【Interview】Part 3: Unveiling the Journey of Dr. Jiro Aikawa: Sharing insights with SAA projects
Dr. Aikawa and SAA Tanzania Initiative
SAA: You have had experience working on the SAA initiative in Tanzania. Could you tell us about the project you were involved in at that time?
Aikawa: I joined Sasakawa Africa Association in February 2001. Back then, SAA was operating in nine African countries. Its intervention was already underway in Tanzania, but a new project was initiated in partnership with the World Bank called the "Participatory Agricultural Development and Empowerment Project (PADEP)," where SG2000* took on the role of technical advisor. I was assigned to Tanzania as both the office director and an agricultural technology extension specialist.
For just over three years, I was actively involved in facilitating Tanzanian smallholders with access to improved seeds, fertilizer loans, and technical insights to boost maize yields and adopt crop rotation techniques, especially for legumes. Much of my understanding of legume crop rotation was influenced by the SAA Benin office director. I worked on various issues such as developing lending schemes, row planting, Training of Trainers (ToT), improved seeds and fertilizers, and the role of extension workers.
*SG2000 (Sasakawa Global 2000) - An agricultural extension program by Sasakawa Africa Association in cooperation with the Carter Center's "Global 2000" program,aimed at combating food scarcity in sub-Saharan Africa.
SAA: During your time in Tanzania, the SAA Tokyo office had a limited project role with a handful of staff, granting significant autonomy to the local offices in Africa. Contrastingly, the current Tokyo office has grown to 14 staff members, and its role has changed significantly. How do you perceive this change?
Aikawa: I believe the Tokyo headquarters should prioritize grasping local nuances and lending robust backstage support. Each country office operating in Africa brings a distinct set of strengths to the table. The Tokyo team should thoroughly comprehend each country office's strengths and areas of growth, acknowledge and assess their outcomes, and provide continuous feedback for improvement. Also, it is crucial for the Tokyo headquarters to take a backstage role to support country offices and for the local staff to approach their work with a sense of ownership. With SHEP, while initial stages are JICA-led, as activities stabilize, responsibilities should transition, ensuring local stakeholders and farmers sense their achievement. This is our core mission.
SAA's Unique Role in Agricultural Development: Disseminating universal agricultural techniques on the ground

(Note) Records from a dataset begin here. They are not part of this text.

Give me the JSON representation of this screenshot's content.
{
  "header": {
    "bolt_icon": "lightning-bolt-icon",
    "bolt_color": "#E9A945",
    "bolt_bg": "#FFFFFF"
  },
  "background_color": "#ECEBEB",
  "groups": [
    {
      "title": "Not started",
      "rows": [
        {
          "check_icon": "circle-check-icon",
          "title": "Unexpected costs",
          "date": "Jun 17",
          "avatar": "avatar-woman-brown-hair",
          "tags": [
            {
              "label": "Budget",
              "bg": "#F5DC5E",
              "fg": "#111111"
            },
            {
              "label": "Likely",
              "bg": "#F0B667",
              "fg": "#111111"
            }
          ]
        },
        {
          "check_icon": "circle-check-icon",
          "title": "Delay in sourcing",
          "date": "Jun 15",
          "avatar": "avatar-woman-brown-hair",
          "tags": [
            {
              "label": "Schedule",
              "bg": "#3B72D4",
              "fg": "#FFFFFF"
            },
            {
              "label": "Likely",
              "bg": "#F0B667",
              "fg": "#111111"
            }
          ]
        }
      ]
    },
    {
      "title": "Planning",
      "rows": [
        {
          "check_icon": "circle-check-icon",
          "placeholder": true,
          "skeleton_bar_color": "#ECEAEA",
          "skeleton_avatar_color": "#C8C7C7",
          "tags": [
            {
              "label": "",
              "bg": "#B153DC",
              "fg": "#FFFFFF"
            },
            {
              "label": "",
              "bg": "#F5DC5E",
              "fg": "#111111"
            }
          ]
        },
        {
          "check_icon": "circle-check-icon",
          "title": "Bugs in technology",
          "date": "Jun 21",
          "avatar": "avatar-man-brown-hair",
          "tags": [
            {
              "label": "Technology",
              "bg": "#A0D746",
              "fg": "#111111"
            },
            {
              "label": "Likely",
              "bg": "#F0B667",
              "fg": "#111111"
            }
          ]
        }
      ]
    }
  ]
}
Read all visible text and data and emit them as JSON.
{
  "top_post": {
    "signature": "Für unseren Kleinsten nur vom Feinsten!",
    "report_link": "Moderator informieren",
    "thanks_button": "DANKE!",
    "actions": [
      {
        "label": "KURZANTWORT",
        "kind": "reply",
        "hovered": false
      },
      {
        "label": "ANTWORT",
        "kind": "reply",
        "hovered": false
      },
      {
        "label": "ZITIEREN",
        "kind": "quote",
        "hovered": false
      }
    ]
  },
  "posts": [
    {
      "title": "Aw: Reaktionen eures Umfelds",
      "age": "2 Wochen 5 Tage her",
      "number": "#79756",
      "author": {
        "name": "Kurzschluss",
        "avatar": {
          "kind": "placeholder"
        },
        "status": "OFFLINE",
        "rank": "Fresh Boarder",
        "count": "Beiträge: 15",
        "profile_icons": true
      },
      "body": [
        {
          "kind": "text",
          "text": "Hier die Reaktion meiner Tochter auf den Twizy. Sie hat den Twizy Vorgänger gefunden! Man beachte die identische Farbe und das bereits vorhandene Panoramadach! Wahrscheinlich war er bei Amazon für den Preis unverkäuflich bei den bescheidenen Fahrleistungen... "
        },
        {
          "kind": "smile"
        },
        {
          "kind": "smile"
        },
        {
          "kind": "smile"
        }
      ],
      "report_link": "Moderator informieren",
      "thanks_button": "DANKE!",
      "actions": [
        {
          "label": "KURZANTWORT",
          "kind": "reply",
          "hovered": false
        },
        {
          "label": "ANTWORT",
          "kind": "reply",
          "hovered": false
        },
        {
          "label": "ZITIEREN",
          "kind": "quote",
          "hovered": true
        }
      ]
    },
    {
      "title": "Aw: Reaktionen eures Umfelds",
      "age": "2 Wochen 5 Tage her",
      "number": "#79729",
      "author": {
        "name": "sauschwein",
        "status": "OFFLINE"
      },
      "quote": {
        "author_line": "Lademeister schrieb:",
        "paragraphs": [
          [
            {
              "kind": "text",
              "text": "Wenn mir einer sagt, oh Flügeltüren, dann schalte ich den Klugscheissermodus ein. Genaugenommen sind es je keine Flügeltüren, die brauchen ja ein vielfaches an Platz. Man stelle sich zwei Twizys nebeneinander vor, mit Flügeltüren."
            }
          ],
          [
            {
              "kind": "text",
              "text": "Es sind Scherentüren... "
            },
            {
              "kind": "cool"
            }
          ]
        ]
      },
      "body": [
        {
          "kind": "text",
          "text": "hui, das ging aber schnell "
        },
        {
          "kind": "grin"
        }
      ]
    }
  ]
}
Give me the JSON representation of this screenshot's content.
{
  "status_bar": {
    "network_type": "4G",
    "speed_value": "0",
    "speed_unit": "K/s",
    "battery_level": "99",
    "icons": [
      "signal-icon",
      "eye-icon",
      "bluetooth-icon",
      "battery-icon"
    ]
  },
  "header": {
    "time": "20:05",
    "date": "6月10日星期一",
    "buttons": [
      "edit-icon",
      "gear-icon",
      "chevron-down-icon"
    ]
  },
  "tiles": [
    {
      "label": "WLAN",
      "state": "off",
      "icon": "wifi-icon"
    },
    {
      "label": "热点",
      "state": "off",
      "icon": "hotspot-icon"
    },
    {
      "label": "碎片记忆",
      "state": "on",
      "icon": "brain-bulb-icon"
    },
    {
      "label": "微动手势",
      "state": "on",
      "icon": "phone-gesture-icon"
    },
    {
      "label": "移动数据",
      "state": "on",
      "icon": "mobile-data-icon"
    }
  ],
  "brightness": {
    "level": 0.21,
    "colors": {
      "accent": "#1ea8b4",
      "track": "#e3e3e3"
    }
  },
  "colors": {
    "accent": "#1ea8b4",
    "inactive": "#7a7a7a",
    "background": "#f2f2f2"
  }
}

SAA: You have witnessed SAA's evolution over the years. What do you encapsulate SAA's strengths?
Aikawa: I believe SAA's strength lies in its track record of collaborating with governments, ensuring efficient dissemination of simple and accessible improved agricultural technologies on a wide scale. SAA has consistently fostered strong ties with senior local government officials across countries, irrespective of the fluctuating dynamics with donors and governments. SAA's consistent retraining programs for agricultural extension workers, even in regions where government outreach might be limited, are commendable. It's evident that governments not only respect the educational content delivered by SAA but also trust its operational capabilities.
SAA: Do you hold specific expectations for NGOs like SAA that rely on their own funding, as opposed to receiving Official Development Assistance (ODA)?
Aikawa: NGOs with SAA’s credentials, enjoying trust from local governments and backed by strong logistical and operational capabilities, are truly unique. It's vital for SAA to stay rooted in the foundational principles set by its pioneers, primarily training agricultural extension workers. SAA should leverage its strengths, including a bold budget allocation approach, rapid decision-making, and effective execution, to identify promising simple but effective improved technologies. In my opinion, SAA's methodology might not mesh well with overly specialized or high-tech technologies. Collaborations with entities like AFAAS, an international stalwart in agricultural extension services, even if lesser-known in Japan, exemplify SAA's global stature. Japan doesn't have any other organizations of this caliber, so my message to all SAA staff would be to march ahead with confidence.
SAA: Thank you very much for sharing your valuable insights today.